One of the interesting homes on Bird Street is Hillside House at 14 Bird Street, Port Elizabeth – The property was originally granted to George Daniel Diesel in 1824. The building was presumably erected after that date and is richly decorated with a number of Victorian architectural elements. In its time it has accommodated a number of well-known Port Elizabeth citizens, including its Harbour Master, the Civil Commissioner and James Somers Kirkwood, after whom the village was named. It was declared a National Monument under old NMC legislation on 9 December 1988.
Other Heritage buildings on Bird Street include:
10 Bird Street, Port Elizabeth – A double storey dwelling with finely detailed timber veranda which is painted in Regency stripes. The building is in scale with the surrounding area and the historic character of the street. Alterations done by Jones and McWilliams in 1956. Architectural style: Victorian townhouse with Regency veranda.
Fleming House, 20 Bird Street, Port Elizabeth – A double storey building in a plaster finish, with a cast iron veranda and small pane sash windows. The building is finely detailed and the internal spiral staircase is of special note. It is one of the first villas to have been built in this area. The b William Fleming was born in London in 1796 and arrived in Table Bay on 24 April 1818. He moved to Port Elizabeth in 1842 and joined the firm of Peter Heugh in which he became a partner, the firm being known as “Heugh and Fleming”. Fleming was deeply invol Architectural style: A Regency double storey villa. Type of site: House Previous use: Residential. Current use: Educational. Fleming House is an excellent example of a dwelling of a wealthy merchant in the mid-19th Century, executed in the Regency style. Built in 1853, the house has close associations with a number of leading citizens in the Cape Colony during the 20th Century.

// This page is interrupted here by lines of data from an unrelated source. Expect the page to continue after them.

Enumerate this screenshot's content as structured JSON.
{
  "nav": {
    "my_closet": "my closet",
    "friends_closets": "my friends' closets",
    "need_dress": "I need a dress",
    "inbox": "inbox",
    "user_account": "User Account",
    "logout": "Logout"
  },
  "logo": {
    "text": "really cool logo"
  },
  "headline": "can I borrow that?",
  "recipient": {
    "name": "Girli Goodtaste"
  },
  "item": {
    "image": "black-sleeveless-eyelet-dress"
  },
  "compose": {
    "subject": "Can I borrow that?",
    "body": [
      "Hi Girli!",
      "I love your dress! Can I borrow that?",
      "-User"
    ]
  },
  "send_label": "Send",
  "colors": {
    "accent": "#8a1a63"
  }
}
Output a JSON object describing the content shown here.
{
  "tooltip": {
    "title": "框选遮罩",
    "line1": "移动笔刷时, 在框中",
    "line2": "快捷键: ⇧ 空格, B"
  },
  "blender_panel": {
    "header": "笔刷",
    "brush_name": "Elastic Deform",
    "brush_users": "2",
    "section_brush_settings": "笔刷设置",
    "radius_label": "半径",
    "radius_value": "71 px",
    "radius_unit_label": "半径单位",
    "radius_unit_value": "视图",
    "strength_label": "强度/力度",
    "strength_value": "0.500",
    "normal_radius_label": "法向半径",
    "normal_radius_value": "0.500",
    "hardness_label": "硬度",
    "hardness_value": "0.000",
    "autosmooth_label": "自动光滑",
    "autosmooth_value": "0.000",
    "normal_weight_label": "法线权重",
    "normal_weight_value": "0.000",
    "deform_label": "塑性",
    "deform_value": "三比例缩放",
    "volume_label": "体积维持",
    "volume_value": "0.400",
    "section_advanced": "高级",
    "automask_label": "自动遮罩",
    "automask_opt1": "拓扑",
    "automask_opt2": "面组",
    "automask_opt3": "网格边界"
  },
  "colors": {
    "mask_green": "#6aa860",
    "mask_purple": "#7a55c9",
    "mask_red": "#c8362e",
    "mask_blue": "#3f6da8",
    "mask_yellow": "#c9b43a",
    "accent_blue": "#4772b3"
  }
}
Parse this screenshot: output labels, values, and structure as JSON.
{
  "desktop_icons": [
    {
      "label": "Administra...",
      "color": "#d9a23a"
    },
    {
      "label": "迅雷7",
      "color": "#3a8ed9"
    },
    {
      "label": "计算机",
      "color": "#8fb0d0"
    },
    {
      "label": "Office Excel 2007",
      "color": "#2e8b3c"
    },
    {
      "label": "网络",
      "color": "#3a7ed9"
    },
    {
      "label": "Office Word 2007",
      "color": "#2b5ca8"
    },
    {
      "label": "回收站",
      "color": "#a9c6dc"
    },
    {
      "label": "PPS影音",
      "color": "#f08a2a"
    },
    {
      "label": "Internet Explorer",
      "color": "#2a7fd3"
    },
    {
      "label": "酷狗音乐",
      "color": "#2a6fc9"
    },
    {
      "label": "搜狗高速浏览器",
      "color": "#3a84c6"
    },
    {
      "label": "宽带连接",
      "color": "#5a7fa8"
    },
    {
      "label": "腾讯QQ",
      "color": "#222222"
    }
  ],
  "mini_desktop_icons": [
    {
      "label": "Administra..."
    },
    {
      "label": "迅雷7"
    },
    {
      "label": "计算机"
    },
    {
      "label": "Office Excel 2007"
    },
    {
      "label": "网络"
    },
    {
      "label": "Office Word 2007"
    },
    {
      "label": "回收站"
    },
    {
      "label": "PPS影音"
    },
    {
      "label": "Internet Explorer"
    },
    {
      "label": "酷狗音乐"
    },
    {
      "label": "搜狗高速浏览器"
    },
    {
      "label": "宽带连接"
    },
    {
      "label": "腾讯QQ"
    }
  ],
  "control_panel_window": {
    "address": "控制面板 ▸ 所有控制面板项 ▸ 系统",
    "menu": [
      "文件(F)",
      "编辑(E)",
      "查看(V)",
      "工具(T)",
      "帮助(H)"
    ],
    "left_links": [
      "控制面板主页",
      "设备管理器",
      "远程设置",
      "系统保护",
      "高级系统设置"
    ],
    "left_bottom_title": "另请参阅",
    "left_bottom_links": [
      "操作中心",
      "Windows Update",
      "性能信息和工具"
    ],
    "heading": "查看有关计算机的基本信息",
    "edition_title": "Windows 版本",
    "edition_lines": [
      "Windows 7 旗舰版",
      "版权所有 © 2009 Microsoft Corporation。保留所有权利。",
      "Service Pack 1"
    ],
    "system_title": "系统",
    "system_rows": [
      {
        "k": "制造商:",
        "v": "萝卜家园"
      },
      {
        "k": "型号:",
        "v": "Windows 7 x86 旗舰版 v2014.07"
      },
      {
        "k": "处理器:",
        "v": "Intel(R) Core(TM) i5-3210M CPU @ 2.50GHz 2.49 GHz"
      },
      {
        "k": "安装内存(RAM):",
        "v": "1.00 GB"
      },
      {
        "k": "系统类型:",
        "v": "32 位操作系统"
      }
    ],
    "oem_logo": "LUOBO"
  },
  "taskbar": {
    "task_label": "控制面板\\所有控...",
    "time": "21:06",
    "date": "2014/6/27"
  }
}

8 Bird Street, Port Elizabeth – A double storey dwelling with finely detailed timber veranda which is painted in Regency stripes. The building is in scale with the surrounding area and the historic character of the street. Alterations done by Jones and McWilliams in 1956. Architectural style: Victorian townhouse with Regency veranda. Type of site: House.